Sharing and Collaboration in European Ecovillages
Author(s): Dicte Frost
Case study type: Local initiatives
Keywords: ecovillage, sustainability, common ownership, reciprocity
The term ‘ecovillage’ is a relatively new addition to the vocabulary. Ecovillages are human settlements of individuals who live together in community, holding shared ideals, values and/or lifestyles. At minimum common denominator is sustainability. These living communities are a growing phenomenon in Europe: we swiftly see the rise of both new ecovillages and new national ecovillage networks (the newest being the Ukranian one). Because of the three main characteristics of ecovillages, the first being an intentional community, the second being living in close proximity and the third is having sustainability as a core objective, sharing economy behaviours are vivid in these places. What makes ecovillages interesting for a collaborative economy review is the combination of both breadth and depth of sharing practices, along with innovations in collaborative institutionalisations and social processes.
Apart from the classifying traits mentioned above, ecovillages are of broad variability. They can be small or big, members can live in a single building complex or in houses separated by families, they can be an agricultural community or urban, and each member can be economically independent or the community can have a shared economy. These are just a few among the diverse spectrum of ecovillages, as they continue to be shaped and changed by their members.
Despite the diversity, some degree of ecovillage sharing and collaboration is close to universal. The most apparent way of sharing is common ownership of, or access to, facilities, goods or services. Some ecovillages share everything except for a few private belongings (like ‘one big family’), while other ecovillages share certain facilities such as kitchens, workshop rooms and agricultural lands, or common goods like tools, common groceries or a sauna. This kind of sharing delinks the access to a wide variety of facilities/ goods/services and individual financial capital. In other words, pooling resources makes ‘luxury’ items such as a pool, organic food or a sewing studio available to people who would not be able to afford it alone.

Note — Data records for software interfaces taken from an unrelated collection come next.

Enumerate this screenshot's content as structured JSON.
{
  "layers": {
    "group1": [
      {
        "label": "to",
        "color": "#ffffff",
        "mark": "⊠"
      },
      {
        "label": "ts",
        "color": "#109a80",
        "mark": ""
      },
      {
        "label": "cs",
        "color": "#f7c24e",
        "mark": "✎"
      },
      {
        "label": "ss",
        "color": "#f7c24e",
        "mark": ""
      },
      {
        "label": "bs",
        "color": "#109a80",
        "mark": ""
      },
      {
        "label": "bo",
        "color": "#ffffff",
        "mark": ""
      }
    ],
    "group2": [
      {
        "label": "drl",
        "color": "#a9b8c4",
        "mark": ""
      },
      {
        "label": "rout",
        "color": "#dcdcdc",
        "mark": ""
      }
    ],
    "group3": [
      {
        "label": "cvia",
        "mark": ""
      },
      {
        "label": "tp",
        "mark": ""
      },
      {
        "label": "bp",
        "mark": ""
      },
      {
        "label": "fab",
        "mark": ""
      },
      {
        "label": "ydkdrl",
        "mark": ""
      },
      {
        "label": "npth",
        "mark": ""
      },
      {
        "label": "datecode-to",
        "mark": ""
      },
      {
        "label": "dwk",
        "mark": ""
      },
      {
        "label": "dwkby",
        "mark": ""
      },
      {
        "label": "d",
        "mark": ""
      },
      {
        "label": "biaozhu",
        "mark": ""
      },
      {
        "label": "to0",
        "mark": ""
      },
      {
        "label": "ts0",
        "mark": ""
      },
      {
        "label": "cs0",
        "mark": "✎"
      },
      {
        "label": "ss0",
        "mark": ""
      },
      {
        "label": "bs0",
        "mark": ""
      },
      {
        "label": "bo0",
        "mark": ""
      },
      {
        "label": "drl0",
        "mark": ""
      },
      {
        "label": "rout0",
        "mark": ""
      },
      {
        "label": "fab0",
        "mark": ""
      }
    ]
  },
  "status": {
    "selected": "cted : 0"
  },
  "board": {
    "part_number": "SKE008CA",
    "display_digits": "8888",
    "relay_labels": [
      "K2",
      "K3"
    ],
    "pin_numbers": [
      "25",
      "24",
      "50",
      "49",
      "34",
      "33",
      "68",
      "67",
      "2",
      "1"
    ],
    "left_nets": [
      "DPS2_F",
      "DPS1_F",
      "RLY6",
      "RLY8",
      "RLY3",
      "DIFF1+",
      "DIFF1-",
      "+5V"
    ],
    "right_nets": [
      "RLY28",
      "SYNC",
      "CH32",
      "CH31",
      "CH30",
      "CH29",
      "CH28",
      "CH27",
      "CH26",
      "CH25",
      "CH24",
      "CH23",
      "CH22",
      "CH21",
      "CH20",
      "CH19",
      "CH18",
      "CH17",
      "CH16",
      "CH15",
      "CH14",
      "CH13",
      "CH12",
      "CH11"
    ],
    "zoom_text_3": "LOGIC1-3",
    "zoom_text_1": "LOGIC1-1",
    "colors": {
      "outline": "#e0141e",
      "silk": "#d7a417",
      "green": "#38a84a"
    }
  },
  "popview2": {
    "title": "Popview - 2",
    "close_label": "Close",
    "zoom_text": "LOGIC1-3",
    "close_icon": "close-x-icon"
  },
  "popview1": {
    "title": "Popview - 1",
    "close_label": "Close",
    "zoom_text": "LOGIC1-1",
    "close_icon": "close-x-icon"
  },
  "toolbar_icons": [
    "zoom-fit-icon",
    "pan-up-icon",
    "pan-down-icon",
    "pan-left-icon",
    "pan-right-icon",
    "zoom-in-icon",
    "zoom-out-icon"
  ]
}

Doing ‘services’ for each other is another way that the ecovillage members collaborate and share responsibilities. A noteworthy example is common cooking and common dinners. Through these social responsibilities, the ecovillage members build social relations and deepen inter-group and inter-personal levels of trust. Other examples are common child care and consumers and producers groups. This is ‘community work’ that directly responds to a need of the community and its individual members. It is a way of expanding regular household chores to the greater community – where it is often more effectively handled. This kind of social self-organisation can also respond to community desires (rather than needs) such as self-organised yoga classes, singing circles or movie nights. In short, sharing and collaborative behaviours happen in ecovillages based on (different degrees of) common ownership and shared responsibility.
Ecovillages are also interesting for their unique diversification of sharing methodologies. Apart from common ownership, ecovillages also share goods and services through ‘free flow’/generalised reciprocity, gifting, bartering, and lending and borrowing. Each ecovillage, and each member of the ecovillage, will typically draw on multiple methodologies (alongside monetary exchanges) depending on their possibilities, structures and norms. Creating a collage of different methodologies, allows the ecovillages to be more economically resilient and to stand as a viable (or partially viable) alternative to solely wage work and monetary exchanges. The different methodologies are used within the ecovillages, as well as in the external relations of the ecovillages – in example through networks or in relation to neighbouring villages.
The study of the collaborative and sharing economy of European ecovillages was part of a larger scope of research on the economics of ecovillages. Research took place in 2018 - 2019 and included 5 ecovillage cases located in five different countries: Spain, Slovenia, Ukraine, Germany and Denmark. The cases where selected based on a diverse representation of size, age, geographical context, economic organisation and economic activities. Data was obtained using interviews and participant observations. In total, 74 interviews were carried out mainly covering individual accounts of ecovillage members. Another interview design covered enterprise and organisational accounts of representatives located in the ecovillages, while the last accounts covered the ecovillage as a whole, based on interviews with representative of the ‘economic group’ of each community.
The research primarily focusses on mapping and categorising the sharing and collaborative behaviour in the case ecovillages. It further creates a framework for sharing methodologies applied in ecovillages and proposes a model for understanding the enablers of sharing and collaboration. Focal points of discussion revolve around the role of trust, the limits to sharing, the debatable necessity of mental transitions and lastly, the adaptability of sharing and collaborative institutions.
Publication: Dicte Frost (2019). Intermediate sharing realities: European ecovillages. In: Travlou, P. and Ciolfi, L. (Eds.). Ethnographies of Collaborative Economies Conference Proceedings. University of Edinburgh, 25 October 2019. ISBN 978-1-912669-11-0. Paper No. 6